Today's sweet treat is a simple one but don't be fooled by it's boring looks. It can still excite the palate due to the flavours, texture and is oh-so-comforting. Although it's called "porridge", it is not something for breakfast but is usually eaten for afternoon tea. Variations of this sweet porridge can be seen in Malaysia and Thailand. I think the name of this porridge is a misnomer because when cooked, the glistening, long grains take on a deep purple tinge. Perhaps purple glutinous rice porridge does not sound as appetising....

There are two ingredients that make this such a delcious dessert:
Pandan Leaf - The pandan leaf comes from the Screwpine tree, which can be found in Madagascar, Southeast Asia, the Pacific Islands, and the tropical areas of Australia. Pandan leaf in Southeast Asia is as frequently used as vanilla bean is in western cuisine. Pandan leaf is also commonly used to perfume savoury dishes.
Palm Sugar - Also referred to as gula jawa or gula Malacca/Melaka. It's a type of sugar made from the coconut tree. There are variable quality of palm sugars out there so when mom gets a hold of a good supply, I eat it like candy. I think that my addiction to palm sugar is probably bigger than my love for maple syrup. I can't find good palm sugar in Sydney, so I get my fix annually when I am back in Singapore :-). More info on palm sugar here.
Bubur Pulut Hitam
(Black Glutinous Rice Porridge)

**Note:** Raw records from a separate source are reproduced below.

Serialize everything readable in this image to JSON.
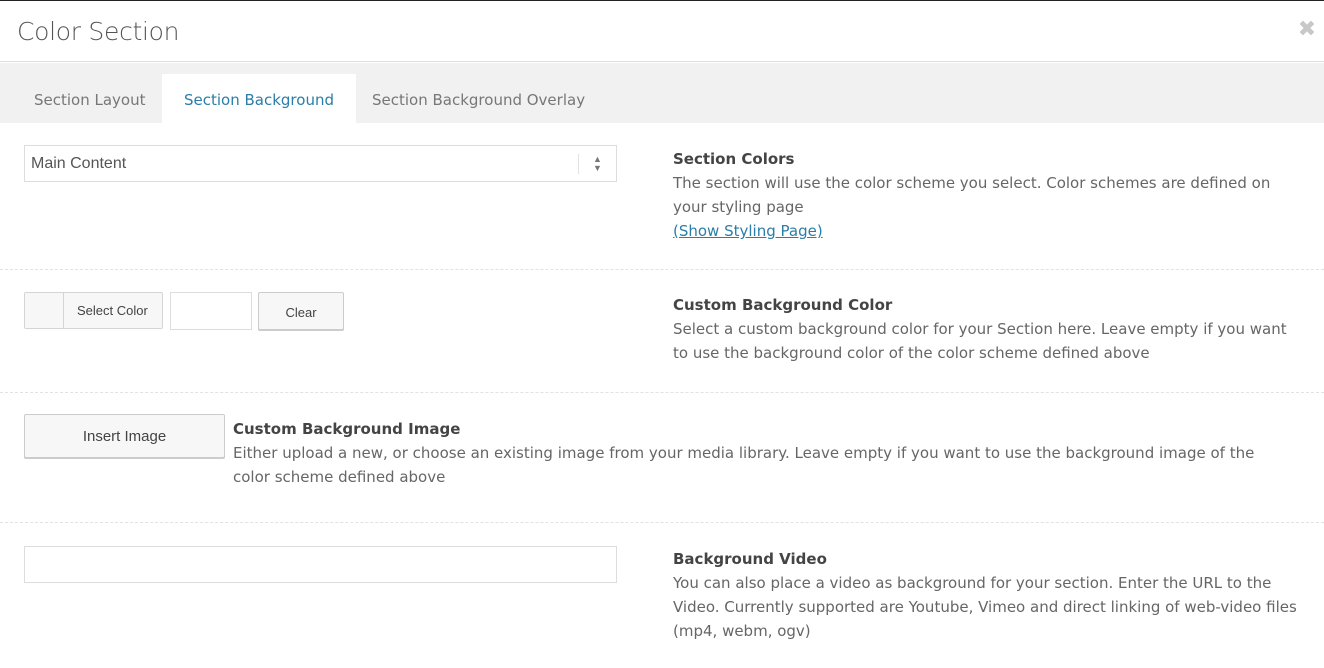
{
  "header": {
    "title": "Color Section",
    "close_icon": "close-icon",
    "close_glyph": "✖"
  },
  "tabs": [
    {
      "label": "Section Layout",
      "active": false
    },
    {
      "label": "Section Background",
      "active": true
    },
    {
      "label": "Section Background Overlay",
      "active": false
    }
  ],
  "colors": {
    "accent": "#2a7ea8",
    "tabs_bar_bg": "#f1f1f1",
    "text": "#666666"
  },
  "section_colors": {
    "select_value": "Main Content",
    "title": "Section Colors",
    "description": "The section will use the color scheme you select. Color schemes are defined on your styling page",
    "link": "(Show Styling Page)"
  },
  "custom_background_color": {
    "select_color_label": "Select Color",
    "color_value": "",
    "clear_label": "Clear",
    "title": "Custom Background Color",
    "description": "Select a custom background color for your Section here. Leave empty if you want to use the background color of the color scheme defined above"
  },
  "custom_background_image": {
    "insert_label": "Insert Image",
    "title": "Custom Background Image",
    "description": "Either upload a new, or choose an existing image from your media library. Leave empty if you want to use the background image of the color scheme defined above"
  },
  "background_video": {
    "value": "",
    "title": "Background Video",
    "description": "You can also place a video as background for your section. Enter the URL to the Video. Currently supported are Youtube, Vimeo and direct linking of web-video files (mp4, webm, ogv)"
  }
}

For porridge:
Black glutinous rice
Palm sugar
Pandan leaf

For Topping:
Freshly squeezed coconut milk
pandan leaf

Porridge - Boil glutinous rice with the pandan leaf and water till tender. My mom uses a pressure cooker to save time. The consistency should not be too thick or watery, so add as much or little water to your preference.
Topping - Over low heat, boil the coconut milk with the pandan leaf and a pinch of salt. Add water if it's too thick.

To serve:
The porridge is usually eaten warm but is still delicious at room temperature. Just before serving, spoon some of the coconut milk topping over the porridge.